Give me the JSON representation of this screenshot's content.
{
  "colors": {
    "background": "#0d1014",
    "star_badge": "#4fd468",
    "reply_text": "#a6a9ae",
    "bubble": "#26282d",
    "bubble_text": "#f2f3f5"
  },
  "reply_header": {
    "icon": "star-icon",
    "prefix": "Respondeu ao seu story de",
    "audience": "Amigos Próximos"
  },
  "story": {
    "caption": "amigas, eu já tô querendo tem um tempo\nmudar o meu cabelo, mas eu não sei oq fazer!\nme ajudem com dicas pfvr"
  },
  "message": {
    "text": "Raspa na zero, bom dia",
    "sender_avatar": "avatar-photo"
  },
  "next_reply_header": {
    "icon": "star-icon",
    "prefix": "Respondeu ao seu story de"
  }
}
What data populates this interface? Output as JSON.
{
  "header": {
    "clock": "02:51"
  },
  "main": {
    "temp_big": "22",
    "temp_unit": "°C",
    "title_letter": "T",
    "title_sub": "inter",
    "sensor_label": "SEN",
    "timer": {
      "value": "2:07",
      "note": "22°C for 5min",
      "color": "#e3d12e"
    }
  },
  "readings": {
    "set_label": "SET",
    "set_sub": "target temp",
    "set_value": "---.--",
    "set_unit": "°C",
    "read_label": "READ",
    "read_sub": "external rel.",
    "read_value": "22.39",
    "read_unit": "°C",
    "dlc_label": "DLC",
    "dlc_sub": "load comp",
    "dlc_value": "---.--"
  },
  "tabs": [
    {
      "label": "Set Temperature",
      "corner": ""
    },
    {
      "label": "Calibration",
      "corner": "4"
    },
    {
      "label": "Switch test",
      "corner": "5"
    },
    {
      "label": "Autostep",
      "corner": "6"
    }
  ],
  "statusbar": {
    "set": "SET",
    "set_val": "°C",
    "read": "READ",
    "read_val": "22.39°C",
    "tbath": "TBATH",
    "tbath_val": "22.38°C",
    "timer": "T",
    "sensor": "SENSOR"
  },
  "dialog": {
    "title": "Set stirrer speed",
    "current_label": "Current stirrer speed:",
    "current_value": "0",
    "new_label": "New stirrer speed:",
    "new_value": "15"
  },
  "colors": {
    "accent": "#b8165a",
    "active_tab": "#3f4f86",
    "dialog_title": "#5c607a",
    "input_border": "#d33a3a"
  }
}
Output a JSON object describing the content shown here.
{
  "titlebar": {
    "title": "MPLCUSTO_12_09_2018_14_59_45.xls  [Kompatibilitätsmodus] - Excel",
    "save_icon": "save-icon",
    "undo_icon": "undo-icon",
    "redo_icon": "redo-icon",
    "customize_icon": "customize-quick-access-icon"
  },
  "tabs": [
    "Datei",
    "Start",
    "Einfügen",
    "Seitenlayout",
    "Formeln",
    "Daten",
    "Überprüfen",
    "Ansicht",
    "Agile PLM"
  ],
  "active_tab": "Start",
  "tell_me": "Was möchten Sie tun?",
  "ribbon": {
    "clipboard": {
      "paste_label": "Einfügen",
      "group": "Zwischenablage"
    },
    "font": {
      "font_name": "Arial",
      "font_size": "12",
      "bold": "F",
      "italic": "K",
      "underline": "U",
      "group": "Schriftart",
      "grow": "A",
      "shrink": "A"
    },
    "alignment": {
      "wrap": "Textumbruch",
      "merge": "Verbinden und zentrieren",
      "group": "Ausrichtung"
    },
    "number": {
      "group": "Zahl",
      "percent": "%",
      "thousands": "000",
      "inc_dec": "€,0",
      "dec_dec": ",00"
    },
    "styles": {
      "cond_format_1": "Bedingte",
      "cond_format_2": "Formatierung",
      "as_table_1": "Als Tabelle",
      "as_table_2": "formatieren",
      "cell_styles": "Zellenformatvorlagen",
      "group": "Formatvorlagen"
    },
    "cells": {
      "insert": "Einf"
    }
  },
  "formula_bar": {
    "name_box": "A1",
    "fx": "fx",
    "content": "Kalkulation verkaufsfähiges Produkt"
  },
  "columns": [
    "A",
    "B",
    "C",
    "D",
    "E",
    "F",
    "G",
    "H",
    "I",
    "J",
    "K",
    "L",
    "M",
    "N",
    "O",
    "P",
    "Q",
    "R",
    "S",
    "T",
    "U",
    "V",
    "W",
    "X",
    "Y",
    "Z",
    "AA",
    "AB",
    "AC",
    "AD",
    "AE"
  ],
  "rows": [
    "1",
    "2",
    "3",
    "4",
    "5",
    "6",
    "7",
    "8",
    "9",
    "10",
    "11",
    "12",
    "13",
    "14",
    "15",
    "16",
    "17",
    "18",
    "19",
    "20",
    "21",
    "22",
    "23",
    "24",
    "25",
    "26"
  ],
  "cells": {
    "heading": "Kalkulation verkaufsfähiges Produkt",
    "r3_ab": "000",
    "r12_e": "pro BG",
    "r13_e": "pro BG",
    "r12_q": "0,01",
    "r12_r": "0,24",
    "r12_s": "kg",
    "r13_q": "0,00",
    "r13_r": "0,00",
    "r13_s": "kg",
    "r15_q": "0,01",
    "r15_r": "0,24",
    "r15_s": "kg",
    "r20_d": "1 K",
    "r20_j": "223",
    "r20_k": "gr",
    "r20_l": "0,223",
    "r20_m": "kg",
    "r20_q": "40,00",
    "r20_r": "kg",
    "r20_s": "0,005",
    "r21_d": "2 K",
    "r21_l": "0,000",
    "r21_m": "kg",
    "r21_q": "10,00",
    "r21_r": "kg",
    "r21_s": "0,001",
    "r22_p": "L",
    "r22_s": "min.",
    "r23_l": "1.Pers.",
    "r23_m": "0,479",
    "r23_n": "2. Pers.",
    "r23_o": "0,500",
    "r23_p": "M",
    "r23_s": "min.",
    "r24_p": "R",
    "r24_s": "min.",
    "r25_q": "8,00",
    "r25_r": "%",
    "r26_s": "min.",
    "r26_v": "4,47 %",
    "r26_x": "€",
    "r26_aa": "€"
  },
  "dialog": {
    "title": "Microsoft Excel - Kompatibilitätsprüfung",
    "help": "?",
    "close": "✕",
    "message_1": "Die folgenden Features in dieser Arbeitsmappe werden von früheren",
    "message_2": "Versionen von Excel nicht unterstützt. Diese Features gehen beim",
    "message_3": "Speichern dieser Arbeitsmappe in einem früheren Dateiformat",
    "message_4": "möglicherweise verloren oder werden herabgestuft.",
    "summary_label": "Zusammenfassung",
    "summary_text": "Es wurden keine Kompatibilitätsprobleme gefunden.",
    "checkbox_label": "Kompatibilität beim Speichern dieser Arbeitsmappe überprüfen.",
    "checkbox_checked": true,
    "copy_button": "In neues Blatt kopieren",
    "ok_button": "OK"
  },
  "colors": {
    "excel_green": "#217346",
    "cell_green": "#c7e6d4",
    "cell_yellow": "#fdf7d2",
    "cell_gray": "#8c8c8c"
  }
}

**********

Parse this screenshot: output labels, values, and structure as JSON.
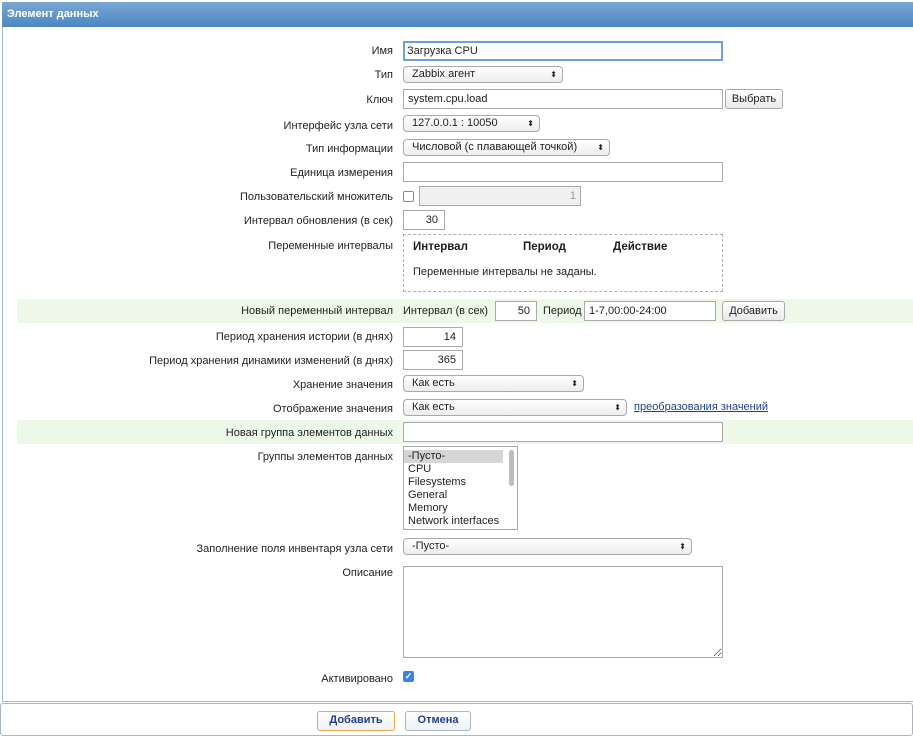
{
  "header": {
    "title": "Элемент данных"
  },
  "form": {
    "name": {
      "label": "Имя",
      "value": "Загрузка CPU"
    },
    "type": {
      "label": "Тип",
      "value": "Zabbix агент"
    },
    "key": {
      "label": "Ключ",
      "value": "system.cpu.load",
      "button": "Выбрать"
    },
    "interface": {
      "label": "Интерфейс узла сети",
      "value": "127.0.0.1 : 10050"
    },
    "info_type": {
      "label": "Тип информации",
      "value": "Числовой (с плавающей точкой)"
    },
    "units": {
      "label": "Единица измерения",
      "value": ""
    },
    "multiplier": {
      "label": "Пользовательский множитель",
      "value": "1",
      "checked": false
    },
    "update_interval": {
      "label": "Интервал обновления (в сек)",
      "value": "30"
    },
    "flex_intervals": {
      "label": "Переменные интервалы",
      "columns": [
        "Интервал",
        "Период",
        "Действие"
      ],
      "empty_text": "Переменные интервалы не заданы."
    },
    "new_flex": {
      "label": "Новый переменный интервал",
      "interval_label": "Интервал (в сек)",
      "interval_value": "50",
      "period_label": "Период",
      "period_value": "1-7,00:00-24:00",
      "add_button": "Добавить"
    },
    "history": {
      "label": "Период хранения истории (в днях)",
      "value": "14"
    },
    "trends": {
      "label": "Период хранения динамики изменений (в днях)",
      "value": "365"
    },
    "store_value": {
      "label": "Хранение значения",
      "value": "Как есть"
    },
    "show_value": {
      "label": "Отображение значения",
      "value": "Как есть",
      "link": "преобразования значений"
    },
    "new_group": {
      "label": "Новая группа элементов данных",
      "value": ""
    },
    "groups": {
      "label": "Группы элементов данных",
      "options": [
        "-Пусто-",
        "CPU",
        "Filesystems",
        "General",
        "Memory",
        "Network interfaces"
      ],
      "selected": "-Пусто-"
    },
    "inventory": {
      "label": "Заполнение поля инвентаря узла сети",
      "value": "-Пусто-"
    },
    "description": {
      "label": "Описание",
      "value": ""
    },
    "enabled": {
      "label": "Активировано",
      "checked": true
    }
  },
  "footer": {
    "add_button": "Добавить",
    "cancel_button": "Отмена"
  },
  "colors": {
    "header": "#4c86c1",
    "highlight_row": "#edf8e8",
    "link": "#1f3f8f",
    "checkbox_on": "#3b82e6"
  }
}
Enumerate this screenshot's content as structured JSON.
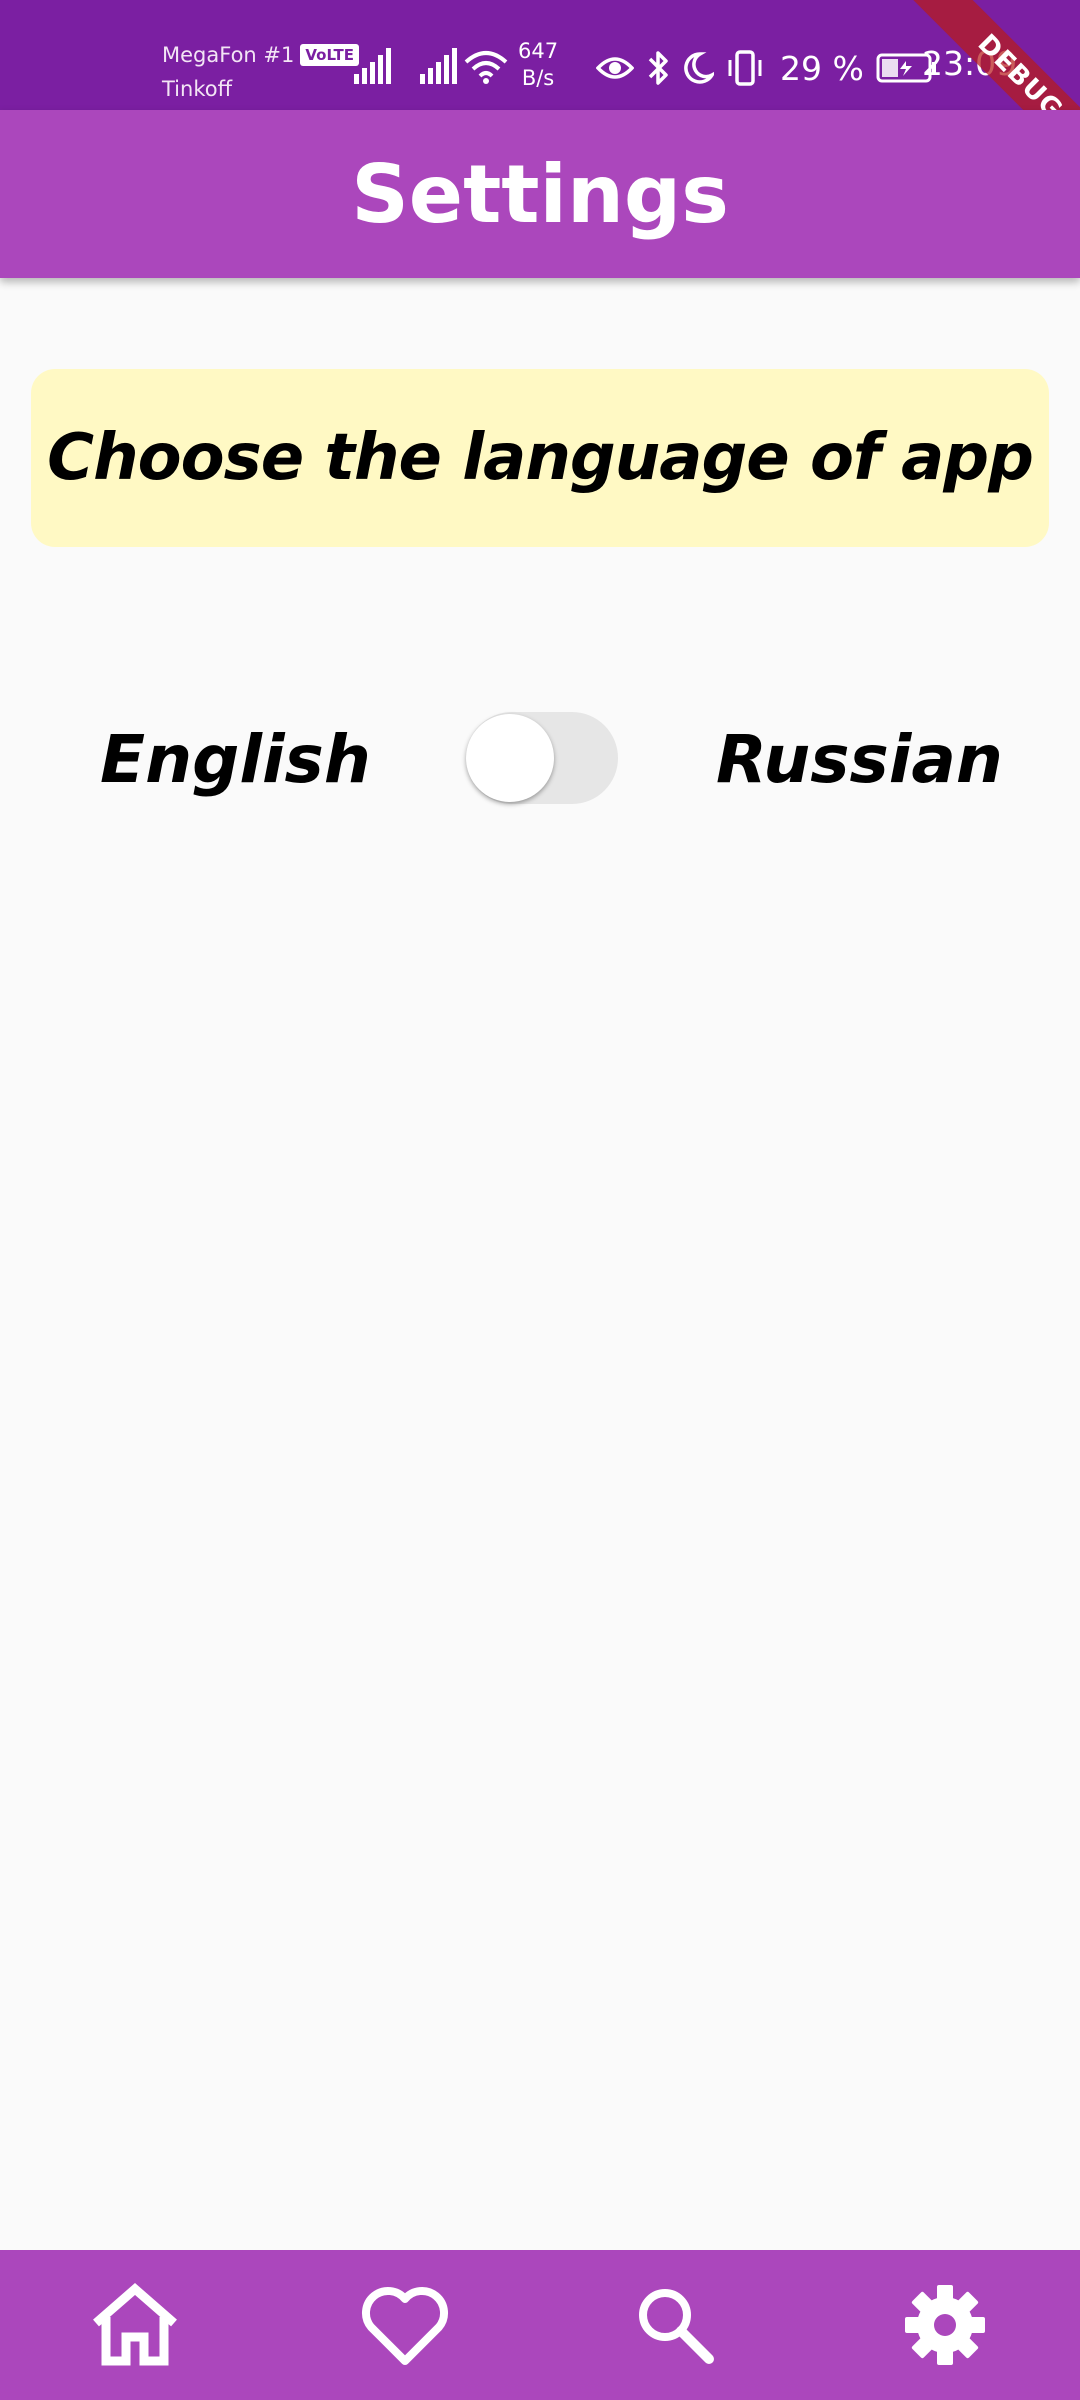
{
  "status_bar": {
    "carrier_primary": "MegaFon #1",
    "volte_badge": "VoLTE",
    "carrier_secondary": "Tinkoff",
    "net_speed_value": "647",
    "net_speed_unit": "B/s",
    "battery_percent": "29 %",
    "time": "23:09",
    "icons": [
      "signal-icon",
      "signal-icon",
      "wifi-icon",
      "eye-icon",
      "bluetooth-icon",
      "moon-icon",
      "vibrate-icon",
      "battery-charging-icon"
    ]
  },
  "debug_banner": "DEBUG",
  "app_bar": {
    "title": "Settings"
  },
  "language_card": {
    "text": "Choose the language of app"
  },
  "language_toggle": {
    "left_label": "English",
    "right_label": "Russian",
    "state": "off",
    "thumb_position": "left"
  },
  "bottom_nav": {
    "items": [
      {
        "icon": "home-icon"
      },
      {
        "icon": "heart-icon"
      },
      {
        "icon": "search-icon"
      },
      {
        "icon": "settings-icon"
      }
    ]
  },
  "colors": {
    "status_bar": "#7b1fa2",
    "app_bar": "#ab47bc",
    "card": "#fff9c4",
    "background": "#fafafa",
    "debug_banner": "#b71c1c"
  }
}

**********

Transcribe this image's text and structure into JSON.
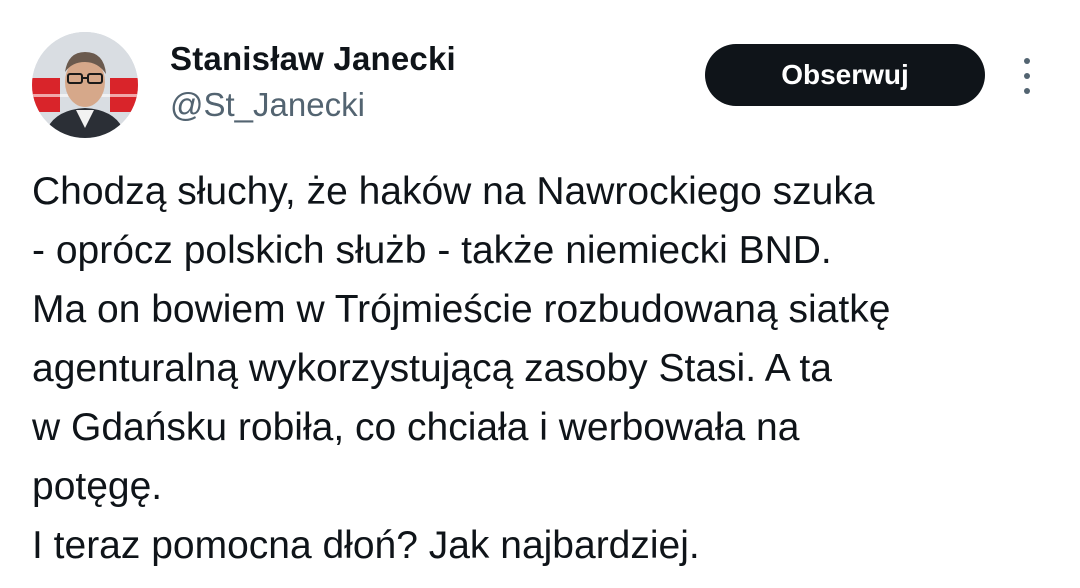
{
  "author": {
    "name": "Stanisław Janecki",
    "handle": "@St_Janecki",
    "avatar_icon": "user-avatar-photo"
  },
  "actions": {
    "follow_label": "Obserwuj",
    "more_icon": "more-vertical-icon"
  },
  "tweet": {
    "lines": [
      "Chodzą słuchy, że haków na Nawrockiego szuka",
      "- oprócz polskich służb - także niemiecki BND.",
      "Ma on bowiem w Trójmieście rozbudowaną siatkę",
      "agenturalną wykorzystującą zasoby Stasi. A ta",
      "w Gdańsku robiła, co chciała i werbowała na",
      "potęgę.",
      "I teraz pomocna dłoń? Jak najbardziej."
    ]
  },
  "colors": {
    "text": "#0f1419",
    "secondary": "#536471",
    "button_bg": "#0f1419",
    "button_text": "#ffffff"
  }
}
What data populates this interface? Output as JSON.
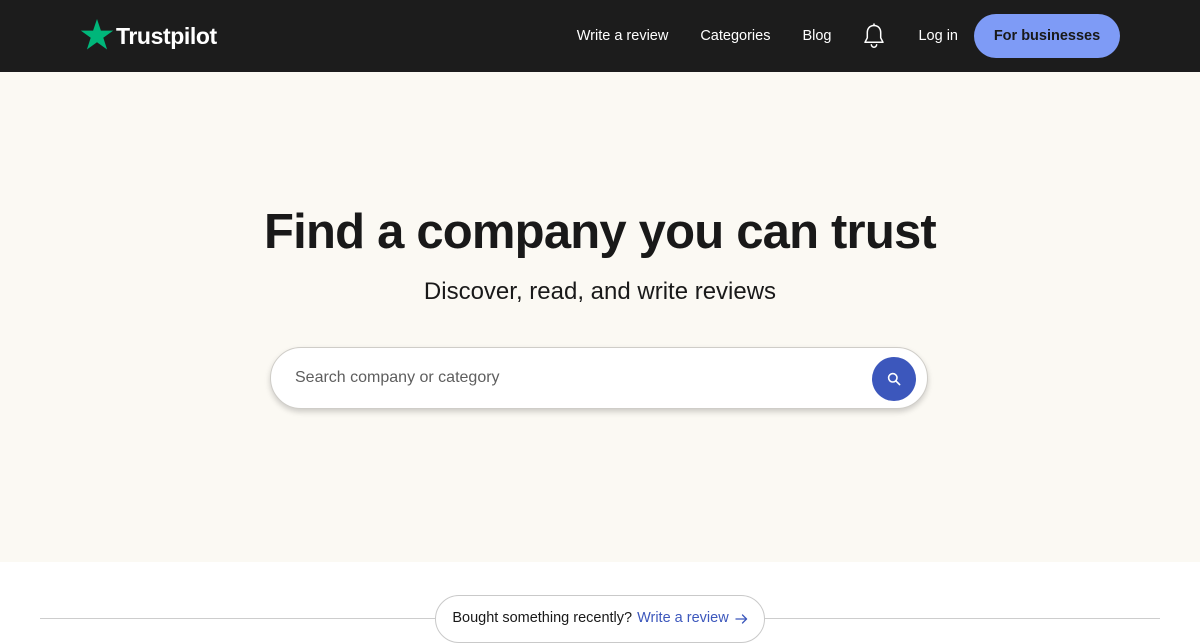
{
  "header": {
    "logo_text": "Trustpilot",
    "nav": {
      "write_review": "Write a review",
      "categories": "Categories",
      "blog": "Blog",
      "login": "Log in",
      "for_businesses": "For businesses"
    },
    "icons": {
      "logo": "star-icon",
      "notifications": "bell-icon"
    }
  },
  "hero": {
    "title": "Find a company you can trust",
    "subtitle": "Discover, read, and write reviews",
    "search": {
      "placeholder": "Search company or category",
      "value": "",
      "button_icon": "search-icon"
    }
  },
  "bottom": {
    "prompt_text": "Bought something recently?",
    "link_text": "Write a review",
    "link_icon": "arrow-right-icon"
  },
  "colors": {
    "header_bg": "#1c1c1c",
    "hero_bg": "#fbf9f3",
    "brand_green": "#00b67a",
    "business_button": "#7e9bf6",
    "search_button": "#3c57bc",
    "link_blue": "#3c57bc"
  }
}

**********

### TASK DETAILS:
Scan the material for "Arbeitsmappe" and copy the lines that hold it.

### FINISHED EXERCISE:
    "message_1": "Die folgenden Features in dieser Arbeitsmappe werden von früheren",
    "message_3": "Speichern dieser Arbeitsmappe in einem früheren Dateiformat",
    "checkbox_label": "Kompatibilität beim Speichern dieser Arbeitsmappe überprüfen.",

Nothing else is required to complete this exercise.